In a recent study: "Shared Social Responsibility: A Field Experiment in Pay-What-You-Want Pricing and Charitable Giving" by Ayelet Gneezy, Uri Gneezy, Leif D. Nelson, Amber Brown published in Science Magazine, July 2010, customers at an amusement park were given choices for how they could pay for souvenir photos of their ride on the roller coaster.
When customers were given the choice to buy the souvenir photos where half of the profits would go to charity, they seldom bought the package. On the other hand, when another group was offered to buy the photos and pay what ever they wanted, knowing that that 50% of the profits would go to charity, sales almost tripled.
It may make no "business sense" to offer any kind of" pay as you want" program, and certainly Panera bread and other businesses which we wrote about in an earlier post have been doing just that. Yet customers, seemingly, are willing to pay a lot more to the company when they feel part of the Corporate Giving. The authors of this study suggested that:
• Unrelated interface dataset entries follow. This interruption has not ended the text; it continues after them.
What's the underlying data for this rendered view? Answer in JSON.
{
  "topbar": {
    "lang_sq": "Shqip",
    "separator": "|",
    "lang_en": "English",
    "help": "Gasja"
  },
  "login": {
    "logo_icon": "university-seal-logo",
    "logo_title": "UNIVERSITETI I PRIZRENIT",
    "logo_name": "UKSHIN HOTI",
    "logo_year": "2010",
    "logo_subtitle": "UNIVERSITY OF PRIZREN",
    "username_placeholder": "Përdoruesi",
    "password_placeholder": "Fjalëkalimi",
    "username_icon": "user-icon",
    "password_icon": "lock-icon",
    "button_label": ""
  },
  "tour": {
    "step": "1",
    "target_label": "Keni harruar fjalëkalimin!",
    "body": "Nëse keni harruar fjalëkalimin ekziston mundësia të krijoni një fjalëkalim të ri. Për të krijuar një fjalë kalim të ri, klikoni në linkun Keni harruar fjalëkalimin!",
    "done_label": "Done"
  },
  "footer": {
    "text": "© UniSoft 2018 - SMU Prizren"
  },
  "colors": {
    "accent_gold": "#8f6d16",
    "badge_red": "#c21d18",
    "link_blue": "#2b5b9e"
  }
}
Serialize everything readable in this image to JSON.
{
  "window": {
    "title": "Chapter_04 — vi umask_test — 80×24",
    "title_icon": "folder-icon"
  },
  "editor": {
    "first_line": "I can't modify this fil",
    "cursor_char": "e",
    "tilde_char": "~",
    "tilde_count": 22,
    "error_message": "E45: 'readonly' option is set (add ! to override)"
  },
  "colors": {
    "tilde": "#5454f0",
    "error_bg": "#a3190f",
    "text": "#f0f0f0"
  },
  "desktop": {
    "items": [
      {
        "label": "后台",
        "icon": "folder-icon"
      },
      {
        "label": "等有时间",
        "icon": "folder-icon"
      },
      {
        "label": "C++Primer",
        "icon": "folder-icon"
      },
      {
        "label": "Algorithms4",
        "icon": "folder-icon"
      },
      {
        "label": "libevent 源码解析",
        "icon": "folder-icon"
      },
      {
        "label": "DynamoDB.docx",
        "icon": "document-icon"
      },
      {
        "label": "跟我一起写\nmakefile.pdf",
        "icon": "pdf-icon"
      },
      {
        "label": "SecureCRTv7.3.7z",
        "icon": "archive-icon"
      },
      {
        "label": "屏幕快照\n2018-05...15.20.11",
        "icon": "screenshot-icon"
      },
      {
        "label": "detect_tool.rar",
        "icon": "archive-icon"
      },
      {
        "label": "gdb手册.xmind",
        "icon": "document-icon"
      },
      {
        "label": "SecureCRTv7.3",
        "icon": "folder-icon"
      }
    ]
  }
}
"Switching from corporate social responsibility to what we term shared social responsibility works in part because customized contributions allow customers to directly express social welfare concerns through the purchasing of material goods"The critics of CSR seem to not have taken into account the factor that consumers want to feel that they are sharing in the opportunity to give back . If companies question whether their responsibility to shareholders is more important than their responsibility to their communities, maybe they should take their shareholders out to the amusement park.